The owner of a Waikato property which suffered its worst flooding in recent memory believes it will take up to three weeks for waters to recede.
Ian Troughton's 450ha Tramline Rd property was swamped by water yesterday after the swollen Piako River overflowed, sending water across several properties on the western side of the river, including his own.
He has four houses on the property, used for farm workers. Three were being lived in, one was vacant.
The Abapo family were trapped inside their house. Police initially thought they'd have to evacuate by boat, but Troughton organised one of his tractors to get them safely out.
The family of six, who were surprisingly upbeat despite their ordeal, told the Herald they noticed the floodwaters rising on Saturday night before the mass flooding occurred yesterday.
They were now staying with friends. Tramline Rd wasn't the only road to be affected.
People living in neighbouring Mangawhero Rd are watching the waters with keen interest.
Many Patetonga residents visited the Troughton's property today to see how badly it was affected.
Many properties which run adjacent to the Piako River north of Tahuna are underwater.
Troughton, who lives in Turua, has owned the property for 25 years. Although it has flooded in the past, this was the worst he had ever experienced.
The section has been stuck in flood for the past 10 days.
As for today, he said the waters appeared to be going down the past couple of days, but then he noticed the river rising again so the call was made to evacuate all of the farm workers who live on-site.
"The river was just starting to come down when we got the second [storm] and the river system just can't manage."
He said the stopbank was working to its design and it was just a matter of "too much water coming down the river".
He believes it will take between two and three weeks for the floodwaters to recede.
There were more than 900 cows on-site, he said.
The flood tops off a rough month for Troughton.
Ten days ago, Troughton was put into liquidation, while last month he was fined $65,000 for discharging effluent on two farms that he owns.
Troughton told the Herald he stands to "lose everything", even the gumboots he was wearing.
Asked what he was going to do, he replied "I'm 60 years old, I'll have to start all over again".
Civil Defence controller Steve Fabish said staff visited just over 60 farms a few days ago, warning them flooding could be possible.
Waikato Civil Defence said the stopbank overtopping was due to the "exceptionally swollen state of the Piako and Waitoa rivers in eastern Waikato".
The overtopping would continuing today as high rainfall levels worked their way through the waterways.
"This event has seen more water enter the design ponding zones than in recorded history," a spokesperson said.
Waikato Regional Council's hazards team leader Rick Liefting said overtopping of stopbanks in the area, and the spilling of water to ponding areas, was part of the way the flood management scheme is designed to operate.
There are specific designated ponding areas in the Tramline Rd area.
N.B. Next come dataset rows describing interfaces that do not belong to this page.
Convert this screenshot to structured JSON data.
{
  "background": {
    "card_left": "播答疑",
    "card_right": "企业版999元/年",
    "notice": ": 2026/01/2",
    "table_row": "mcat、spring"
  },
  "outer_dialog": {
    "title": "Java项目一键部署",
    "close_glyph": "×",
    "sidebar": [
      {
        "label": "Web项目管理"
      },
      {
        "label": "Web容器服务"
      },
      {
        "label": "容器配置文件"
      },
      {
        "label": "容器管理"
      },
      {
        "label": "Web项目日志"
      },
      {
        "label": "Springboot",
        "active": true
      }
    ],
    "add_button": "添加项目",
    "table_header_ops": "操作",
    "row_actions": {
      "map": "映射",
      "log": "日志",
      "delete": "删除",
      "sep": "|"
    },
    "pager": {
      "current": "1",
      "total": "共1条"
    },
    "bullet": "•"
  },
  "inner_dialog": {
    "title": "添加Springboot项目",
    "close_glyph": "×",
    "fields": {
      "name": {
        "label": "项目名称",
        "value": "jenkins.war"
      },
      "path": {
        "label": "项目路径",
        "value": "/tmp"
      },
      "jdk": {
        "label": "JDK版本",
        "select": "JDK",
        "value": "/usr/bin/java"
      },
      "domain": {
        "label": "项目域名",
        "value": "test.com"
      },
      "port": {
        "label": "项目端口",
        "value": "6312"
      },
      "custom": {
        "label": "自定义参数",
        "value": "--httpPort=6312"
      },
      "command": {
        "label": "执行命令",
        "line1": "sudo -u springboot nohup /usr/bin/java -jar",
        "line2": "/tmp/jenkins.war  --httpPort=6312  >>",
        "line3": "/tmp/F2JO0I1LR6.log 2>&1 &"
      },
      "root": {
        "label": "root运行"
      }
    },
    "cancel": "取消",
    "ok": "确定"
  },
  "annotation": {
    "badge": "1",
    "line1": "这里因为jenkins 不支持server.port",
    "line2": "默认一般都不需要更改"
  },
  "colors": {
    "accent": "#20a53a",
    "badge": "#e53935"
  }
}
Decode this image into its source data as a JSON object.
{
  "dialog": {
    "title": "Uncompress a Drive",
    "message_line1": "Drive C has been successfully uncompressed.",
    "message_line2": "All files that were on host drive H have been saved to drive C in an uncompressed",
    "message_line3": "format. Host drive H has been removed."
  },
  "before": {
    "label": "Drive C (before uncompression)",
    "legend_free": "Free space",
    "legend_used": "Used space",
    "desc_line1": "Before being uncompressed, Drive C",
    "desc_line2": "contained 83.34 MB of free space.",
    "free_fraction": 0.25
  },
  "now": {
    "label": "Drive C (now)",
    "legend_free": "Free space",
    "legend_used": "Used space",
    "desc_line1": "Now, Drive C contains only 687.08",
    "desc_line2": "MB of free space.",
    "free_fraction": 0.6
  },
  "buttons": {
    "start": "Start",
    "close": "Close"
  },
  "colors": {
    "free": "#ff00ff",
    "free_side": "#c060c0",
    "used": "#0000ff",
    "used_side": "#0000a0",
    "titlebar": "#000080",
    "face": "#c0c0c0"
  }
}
"We can expect to see elevated water levels within the ponding areas for at least the next few days," he said.
"It's also possible further overtopping will occur into more designated ponding areas around Kaihere Rd as the peak water levels work their way through the system over the next few days."
Meanwhile, in the lower Waikato River catchment, high water levels remain set to continue this week.